  • We will need to borrow money to cover the remaining $15 million deficit.

Hamilton Gardens:

The Hamilton Gardens is an internationally recognised and award-winning destination.

Council’s 2021-2031 Long-Term Plan proposed a fee of $10 for visitors to Hamilton aged 16 and over to access the enclosed gardens. This will start in early 2024 in line with the opening of the new Visitor Entry Precinct.

There will be no fee for Hamilton Kirikiriroa residents, or for anyone under the age of 16 years.

Everyone, no matter where they live, will continue to have free access to the wider gardens which include Roger’s Rose Garden, Rhododendron Lawn, Camellia Garden, the children’s playground, Turtle Lake and Hamilton Gardens Café.

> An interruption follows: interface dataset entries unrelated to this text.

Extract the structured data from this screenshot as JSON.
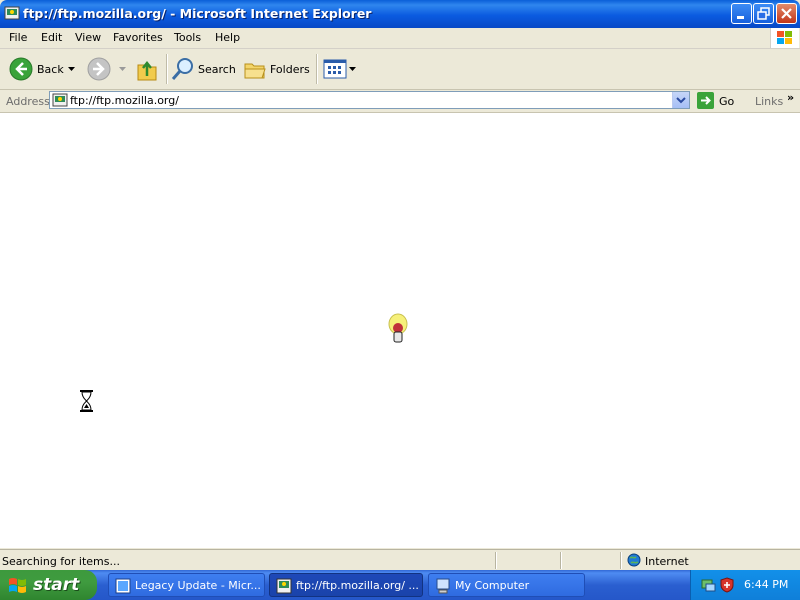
{
  "window": {
    "title": "ftp://ftp.mozilla.org/ - Microsoft Internet Explorer"
  },
  "menu": [
    "File",
    "Edit",
    "View",
    "Favorites",
    "Tools",
    "Help"
  ],
  "toolbar": {
    "back_label": "Back",
    "search_label": "Search",
    "folders_label": "Folders"
  },
  "address": {
    "label": "Address",
    "value": "ftp://ftp.mozilla.org/",
    "go_label": "Go",
    "links_label": "Links"
  },
  "status": {
    "text": "Searching for items...",
    "zone": "Internet"
  },
  "taskbar": {
    "start_label": "start",
    "tasks": [
      {
        "label": "Legacy Update - Micr...",
        "active": false
      },
      {
        "label": "ftp://ftp.mozilla.org/ ...",
        "active": true
      },
      {
        "label": "My Computer",
        "active": false
      }
    ],
    "clock": "6:44 PM"
  },
  "colors": {
    "title_bar": "#0b5be0",
    "taskbar": "#2a5fd0",
    "start_button": "#3f9b3f",
    "tray": "#0f7fd9"
  }
}
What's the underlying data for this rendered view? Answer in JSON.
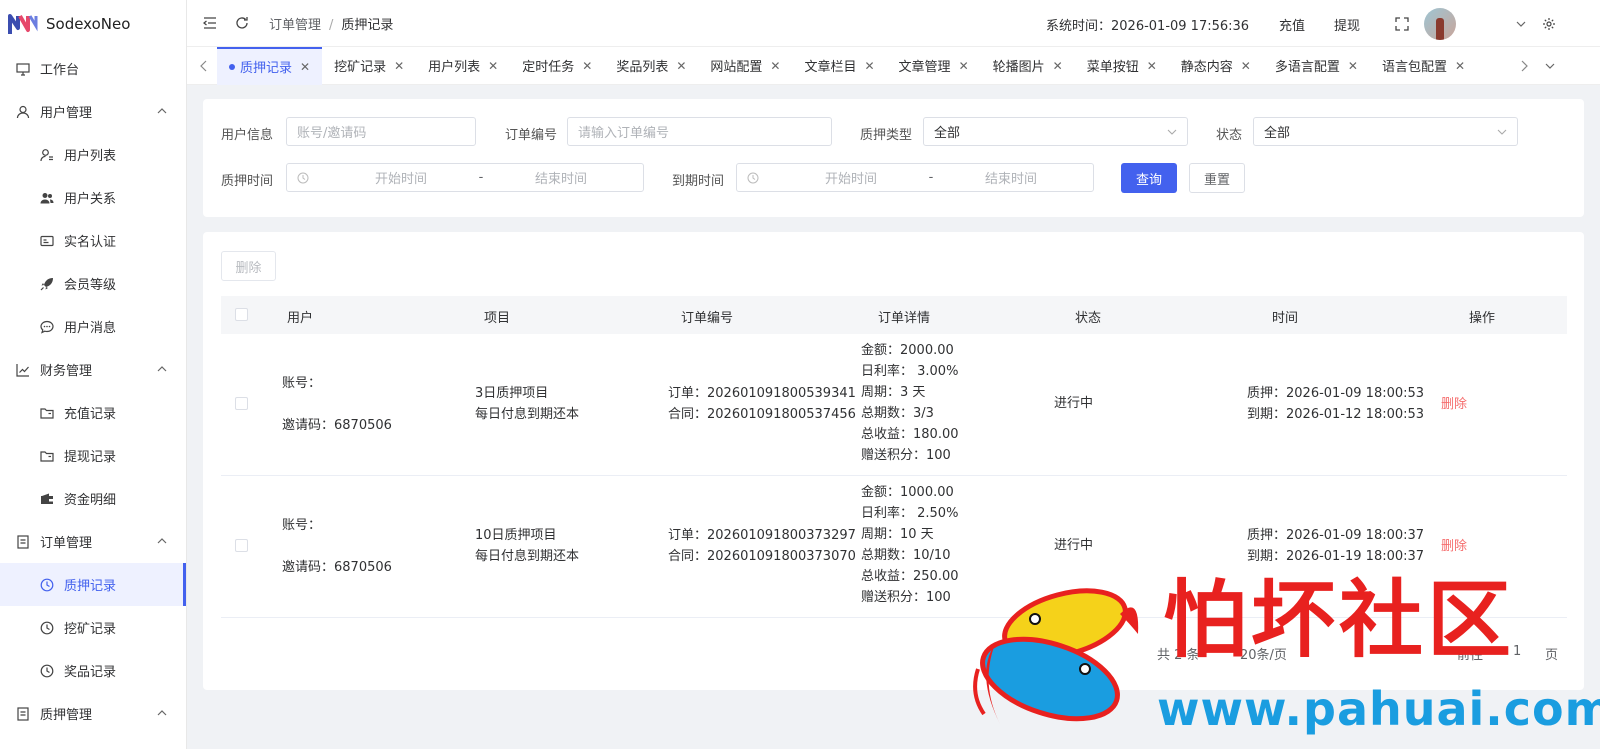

Currently, the day-to-day operation of Hamilton Gardens is funded through Hamilton City Council ratepayers and revenue gathering activities such as venue hire, retail sales, and tours.

To help improve Council’s financial position, an increase to an average of $20 for non-Hamiltonians aged 16 and over to access the enclosed gardens has been proposed in the draft Annual Plan. This would also be more in line with the cost of other similar offerings.

In 2023-24, this is expected to bring in $320,000 extra revenue.

Lido Pool (Waterworld):

In the 2021-31 Long-Term Plan, we planned to increase recreational swim space in our city by putting a seasonal dome over the outdoor pool (Lido Pool) at Waterworld.

A seasonal dome is a removable structure that covers the pool and means our outdoor pool will be useable in winter.

This project is currently in its early stages, with work on finalising the business case underway.

To help improve Council’s financial position in 2023-24, the draft Annual Plan proposes delaying the feasibility study for a year.

A citywide investigation into the future aquatics provision and needs analysis is currently underway in partnership with Sport Waikato. A delay to this project would also enable the incorporation of this needs analysis into the Lido feasibility study.

Capital programme

  • We’ve also delayed some capital projects (the replacement of existing assets or the development of new assets for the future benefit of the city). These are things like upgrading our water treatment plant or building a new bridge.

  • The 2021-31 Long-Term Plan budget for the capital programme in Year Three (2023-24) was $278 million. With changes made in the current financial year (2022-23 Annual Plan), the forecast capital programme for 2023-24 increased to $453 million.

  • We’ve looked at all of the projects planned for 2023-24 and identified some that we will not be ready to start, or that can be pushed out a year without any significant impact in the short term. By doing this we’ve managed to reduce the capital programme for the year to $340 million – a decrease of $113 million.

  • By reducing the capital budget we will be saving on interest and depreciation costs which make up some of our everyday costs.

More informationPhotos of Lido Pool and Hamilton Gardens

For more information about:

  • what we have planned and funding for 2023-24
  • the enclosed gardens entry fee at Hamilton Gardens
  • our cost pressures and inflation, and how we are responding to these; and
  • the impact of the draft Annual Plan on our financial strategy.

visit: Annual Plan

What happens next